  • For non-value-added activities, look for ways to eliminate them.

What are examples of agile organizations?

  • Google.
  • Spotify.
  • ING.
  • Adobe.
  • Mastercard.

Wrapping up

The modern business world is characterized by a high level of disruption. Organizations must be agile enough to respond quickly to change and new information, which is why agility is so critical to business success.

Organizations must adopt agile practices, which are working methods that focus on continuous improvement and collaboration across the organization. These practices include distributing decision-making, receiving constant feedback, and being responsive to customer needs. When an organization is agile, it can respond more quickly to disruption and deliver better products and services to customers.

Bain Consulting. Agile Enterprise

McKinsey: The five trademarks of agile organizations

Strategy&: Six dimensions of the agile enterprise: What leading companies are doing

Startup idea validation template: 6 criteria to validate your startup idea
Startup idea validation template. 6 criteria framework in PowerPoint, Google Slides, and PDF to validate your startup idea.

Startup Idea Validation Template

SWOT Analysis - Free PowerPoint Template
SWOT Analysis slide deck. Free and direct download in PowerPoint and Google slides format without registration.

SWOT Analysis

Agile Organizations Guidebook

in PDF, Powerpoint and Google Slides format

Agile Organization Template PDF

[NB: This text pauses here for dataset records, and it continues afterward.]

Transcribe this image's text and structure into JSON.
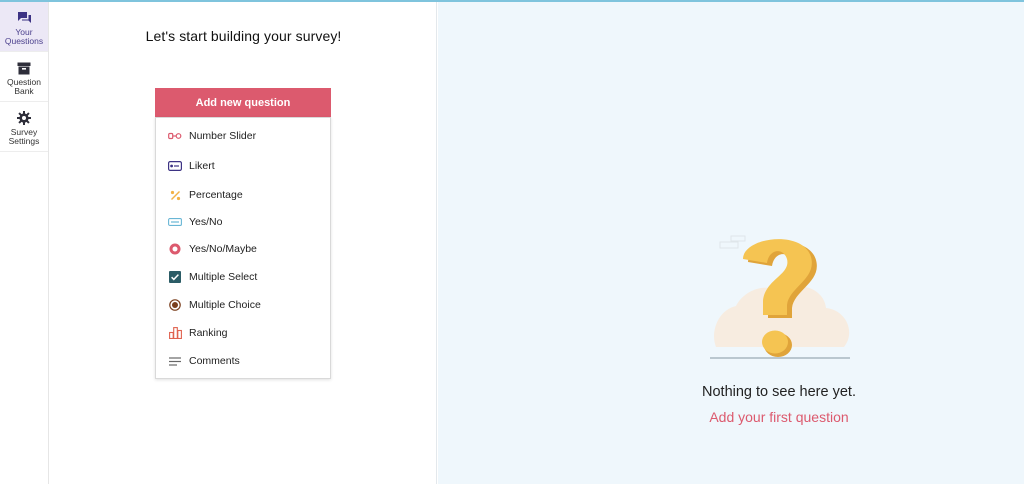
{
  "sidebar": {
    "items": [
      {
        "label": "Your Questions",
        "icon": "chat-bubbles-icon",
        "active": true
      },
      {
        "label": "Question Bank",
        "icon": "archive-box-icon",
        "active": false
      },
      {
        "label": "Survey Settings",
        "icon": "gear-icon",
        "active": false
      }
    ]
  },
  "builder": {
    "title": "Let's start building your survey!",
    "add_button": "Add new question",
    "question_types": [
      {
        "label": "Number Slider",
        "icon": "slider-icon"
      },
      {
        "label": "Likert",
        "icon": "likert-scale-icon"
      },
      {
        "label": "Percentage",
        "icon": "percent-icon"
      },
      {
        "label": "Yes/No",
        "icon": "toggle-bar-icon"
      },
      {
        "label": "Yes/No/Maybe",
        "icon": "radio-ring-icon"
      },
      {
        "label": "Multiple Select",
        "icon": "checkbox-checked-icon"
      },
      {
        "label": "Multiple Choice",
        "icon": "radio-dot-icon"
      },
      {
        "label": "Ranking",
        "icon": "bar-ranking-icon"
      },
      {
        "label": "Comments",
        "icon": "text-lines-icon"
      }
    ]
  },
  "empty_state": {
    "title": "Nothing to see here yet.",
    "link": "Add your first question",
    "illustration": "question-mark-illustration"
  },
  "colors": {
    "accent": "#dc5a6e",
    "active_nav": "#ece8f6",
    "nav_icon": "#4a3f8c",
    "empty_bg": "#eff7fc",
    "question_mark": "#f2c14e"
  }
}
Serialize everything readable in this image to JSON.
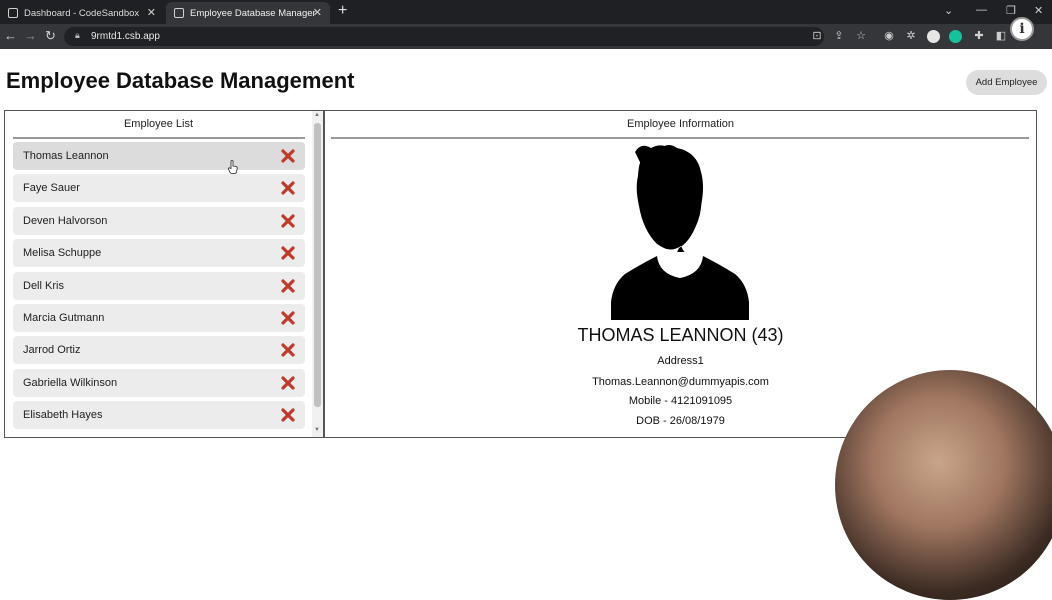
{
  "browser": {
    "tabs": [
      {
        "title": "Dashboard - CodeSandbox",
        "active": false
      },
      {
        "title": "Employee Database Manager",
        "active": true
      }
    ],
    "url": "9rmtd1.csb.app"
  },
  "app": {
    "title": "Employee Database Management",
    "add_button_label": "Add Employee"
  },
  "employee_list": {
    "header": "Employee List",
    "selected_index": 0,
    "items": [
      {
        "name": "Thomas Leannon"
      },
      {
        "name": "Faye Sauer"
      },
      {
        "name": "Deven Halvorson"
      },
      {
        "name": "Melisa Schuppe"
      },
      {
        "name": "Dell Kris"
      },
      {
        "name": "Marcia Gutmann"
      },
      {
        "name": "Jarrod Ortiz"
      },
      {
        "name": "Gabriella Wilkinson"
      },
      {
        "name": "Elisabeth Hayes"
      }
    ]
  },
  "employee_info": {
    "header": "Employee Information",
    "name_age": "THOMAS LEANNON (43)",
    "address": "Address1",
    "email": "Thomas.Leannon@dummyapis.com",
    "mobile": "Mobile - 4121091095",
    "dob": "DOB - 26/08/1979"
  },
  "colors": {
    "delete_icon": "#c0392b",
    "avatar": "#000000"
  }
}
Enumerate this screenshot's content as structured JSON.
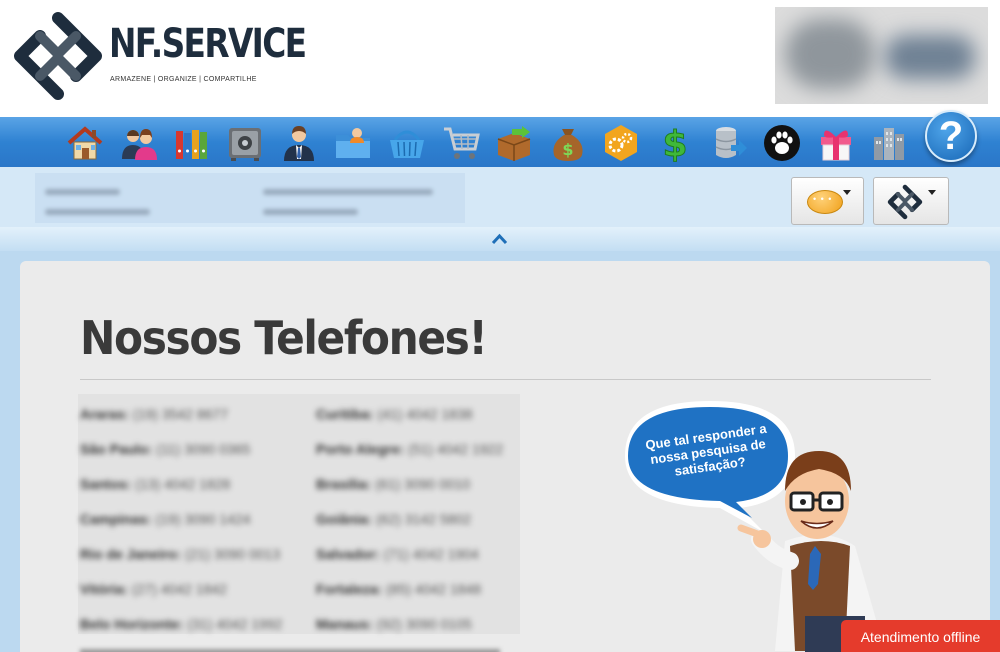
{
  "header": {
    "logo_brand": "NF.SERVICE",
    "logo_tagline": "ARMAZENE | ORGANIZE | COMPARTILHE"
  },
  "toolbar": {
    "items": [
      {
        "name": "home-icon"
      },
      {
        "name": "users-icon"
      },
      {
        "name": "binders-icon"
      },
      {
        "name": "safe-icon"
      },
      {
        "name": "businessman-icon"
      },
      {
        "name": "folder-user-icon"
      },
      {
        "name": "basket-icon"
      },
      {
        "name": "shopping-cart-icon"
      },
      {
        "name": "box-transfer-icon"
      },
      {
        "name": "money-bag-icon"
      },
      {
        "name": "gears-hexagon-icon"
      },
      {
        "name": "dollar-sign-icon"
      },
      {
        "name": "database-export-icon"
      },
      {
        "name": "paw-icon"
      },
      {
        "name": "gift-icon"
      },
      {
        "name": "buildings-icon"
      }
    ],
    "help_label": "?"
  },
  "main": {
    "title": "Nossos Telefones!",
    "phones_left": [
      {
        "city": "Araras:",
        "number": "(19) 3542 8677"
      },
      {
        "city": "São Paulo:",
        "number": "(11) 3090 0365"
      },
      {
        "city": "Santos:",
        "number": "(13) 4042 1828"
      },
      {
        "city": "Campinas:",
        "number": "(19) 3090 1424"
      },
      {
        "city": "Rio de Janeiro:",
        "number": "(21) 3090 0013"
      },
      {
        "city": "Vitória:",
        "number": "(27) 4042 1842"
      },
      {
        "city": "Belo Horizonte:",
        "number": "(31) 4042 1992"
      }
    ],
    "phones_right": [
      {
        "city": "Curitiba:",
        "number": "(41) 4042 1838"
      },
      {
        "city": "Porto Alegre:",
        "number": "(51) 4042 1922"
      },
      {
        "city": "Brasília:",
        "number": "(61) 3090 0010"
      },
      {
        "city": "Goiânia:",
        "number": "(62) 3142 5802"
      },
      {
        "city": "Salvador:",
        "number": "(71) 4042 1904"
      },
      {
        "city": "Fortaleza:",
        "number": "(85) 4042 1848"
      },
      {
        "city": "Manaus:",
        "number": "(92) 3090 0105"
      }
    ],
    "survey_text": "Que tal responder a nossa pesquisa de satisfação?"
  },
  "chat": {
    "offline_label": "Atendimento offline"
  },
  "colors": {
    "toolbar": "#2f82d2",
    "offline": "#e53b2c",
    "title": "#3a3a3a"
  }
}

Please subscribe and sign in to download the template in Google Slides or PowerPoint format for free below.